My next problem was that I had a minor surgical procedure scheduled back in west Boca Raton at 2:45. My bones told me that D-303 would come up at a point where I wouldn’t have time to make my doctor’s appointment. I called the office and a very sympathetic woman rescheduled me for Thursday, which was also my fail-safe day if this didn’t work out. With the ability to worry about only so many things at once, I clutched my papers, opened my Kindle, and sat down to read. I read until an autistic teen went as we used to say in Brooklyn, “screaming, yellow bonkers.” His mom got him settled dow. By then I had sighted a chair about twenty rows up that I slipped into to with my guilt following me. There I found in front of me a baby in a carriage whose delight was throwing things out of the carriage and also out of reach of his parents but right at my feet. I didn’t get much reading done. In the interim, two hours passed. Now we were up to D-280 being next. I was right. I never would have made the doctor’s appointment.

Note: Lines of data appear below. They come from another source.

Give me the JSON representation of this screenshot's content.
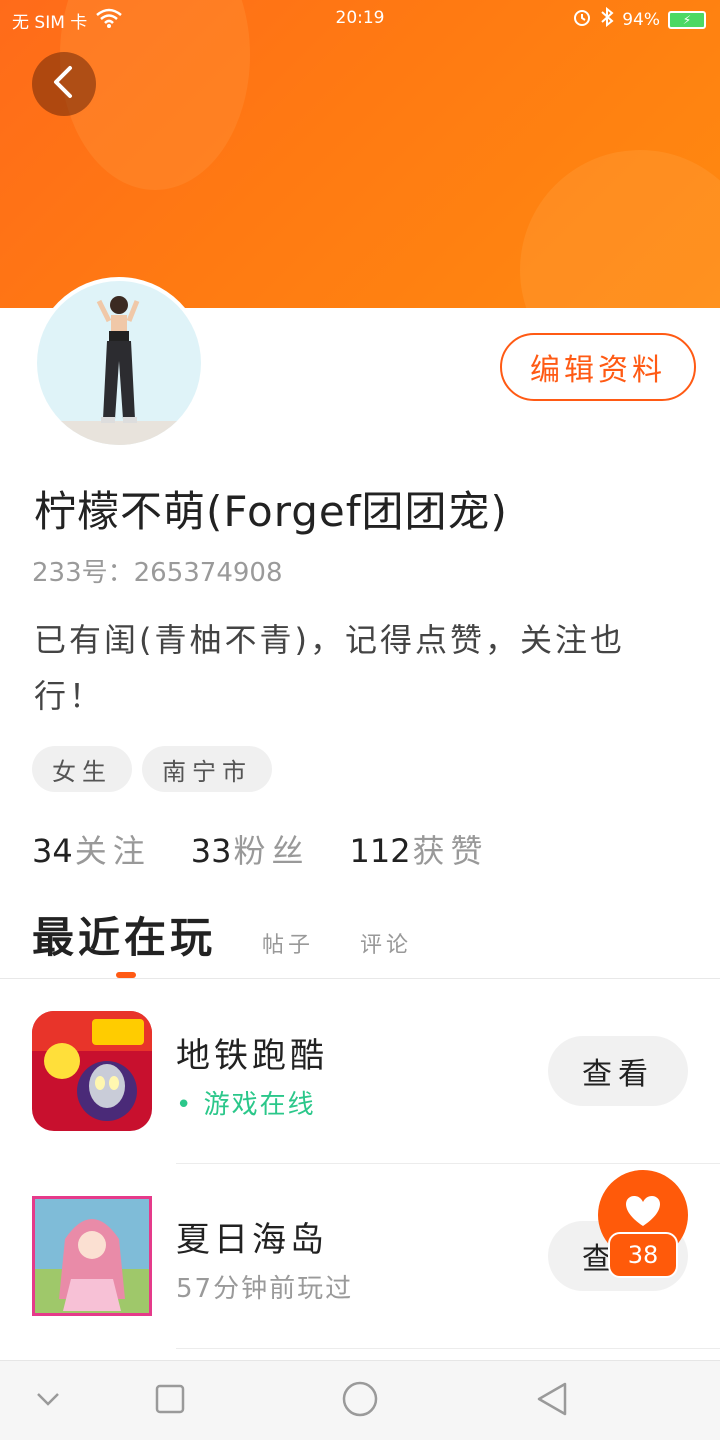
{
  "status_bar": {
    "sim": "无 SIM 卡",
    "time": "20:19",
    "battery": "94%"
  },
  "profile": {
    "name": "柠檬不萌(Forgef团团宠)",
    "uid": "233号：265374908",
    "bio": "已有闺(青柚不青)，记得点赞，关注也行！",
    "edit_label": "编辑资料",
    "tags": [
      "女生",
      "南宁市"
    ]
  },
  "stats": [
    {
      "num": "34",
      "label": "关注"
    },
    {
      "num": "33",
      "label": "粉丝"
    },
    {
      "num": "112",
      "label": "获赞"
    }
  ],
  "tabs": [
    "最近在玩",
    "帖子",
    "评论"
  ],
  "games": [
    {
      "title": "地铁跑酷",
      "sub": "游戏在线",
      "button": "查看"
    },
    {
      "title": "夏日海岛",
      "sub": "57分钟前玩过",
      "button": "查看"
    }
  ],
  "like_fab": {
    "count": "38"
  },
  "colors": {
    "accent": "#ff5a14",
    "online": "#2bc78a",
    "header": "#ff7a12"
  }
}
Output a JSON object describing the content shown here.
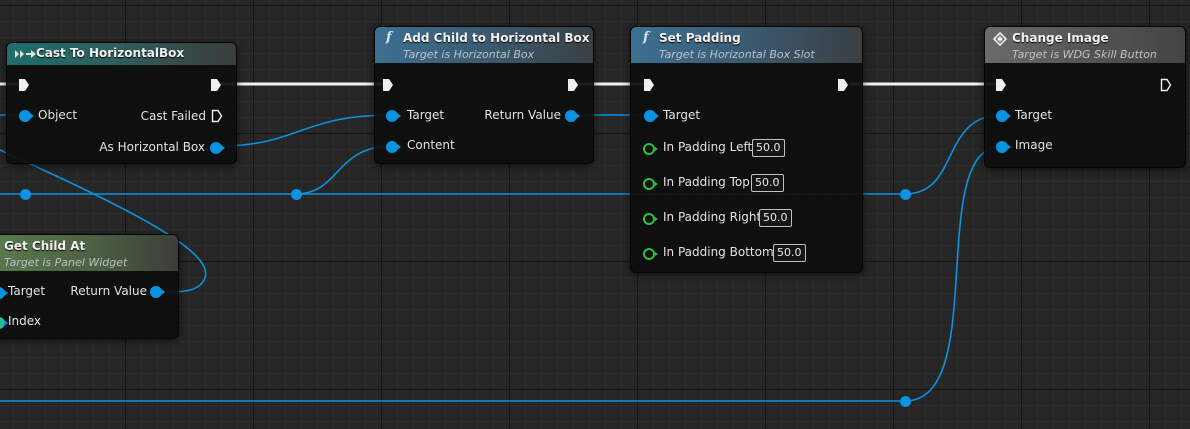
{
  "colors": {
    "exec_wire": "#f0f0f0",
    "data_wire": "#0a93e0",
    "float_pin": "#2fbf3a"
  },
  "nodes": {
    "cast": {
      "title": "Cast To HorizontalBox",
      "icon": "cast-arrows-icon",
      "object_label": "Object",
      "cast_failed_label": "Cast Failed",
      "as_horizontal_box_label": "As Horizontal Box"
    },
    "add_child": {
      "title": "Add Child to Horizontal Box",
      "subtitle": "Target is Horizontal Box",
      "icon": "function-icon",
      "target_label": "Target",
      "content_label": "Content",
      "return_value_label": "Return Value"
    },
    "set_padding": {
      "title": "Set Padding",
      "subtitle": "Target is Horizontal Box Slot",
      "icon": "function-icon",
      "target_label": "Target",
      "pads": [
        {
          "label": "In Padding Left",
          "value": "50.0"
        },
        {
          "label": "In Padding Top",
          "value": "50.0"
        },
        {
          "label": "In Padding Right",
          "value": "50.0"
        },
        {
          "label": "In Padding Bottom",
          "value": "50.0"
        }
      ]
    },
    "change_image": {
      "title": "Change Image",
      "subtitle": "Target is WDG Skill Button",
      "icon": "event-diamond-icon",
      "target_label": "Target",
      "image_label": "Image"
    },
    "get_child": {
      "title": "Get Child At",
      "subtitle": "Target is Panel Widget",
      "target_label": "Target",
      "index_label": "Index",
      "return_value_label": "Return Value"
    }
  }
}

An hour later, it was my turn. Station 17 was my call and there I went. I was asked to take an eye test. The lenses were so dirty that I had to wipe them three times with alcohol wipes before I could even see my test line, line 7, which I read perfectly. The gentlemen said to me, “You know every 10 years you have to get a new license plate.” I did not know that. He said we can do that now or you can come back next week before the 26th. I gave him an, “Are you kidding me?” look and said, “Now!” He excused himself and returned with the plate announcing, “I even put the registration sticker on it for you.” I didn’t think tipping him was in order so I just said thank you. after all it was a one-inch square piece of adhesive tape with four numbers on it. He also told me that if I didn’t turn in my old plate and it got stolen I would be liable for any tickets, accidents etc the robber got and it would take a long time to unravel the mess. “There’s a box outside you can drop your old plate in.” “Roger that!”
Then he took my picture and minutes later handed me a new license.
Oh, did I mention that neither he nor any other person asked me for anything that was on the card, the very same card that indicated there was no earthly way I would get a driver’s license without them?
So I ask you. Is this any way to run a Driver’s License Office?
They used to call county government in poli sci the “dark ages” of government. Seem still to be true–at least from my perspective.
An occasionally cranky Bill Gralnick observes the world from this perch and shares his sightings with you every Sunday. His books and other essays are available on his website
Let’s say in chorus with him, “Read! It’s good for both of us.”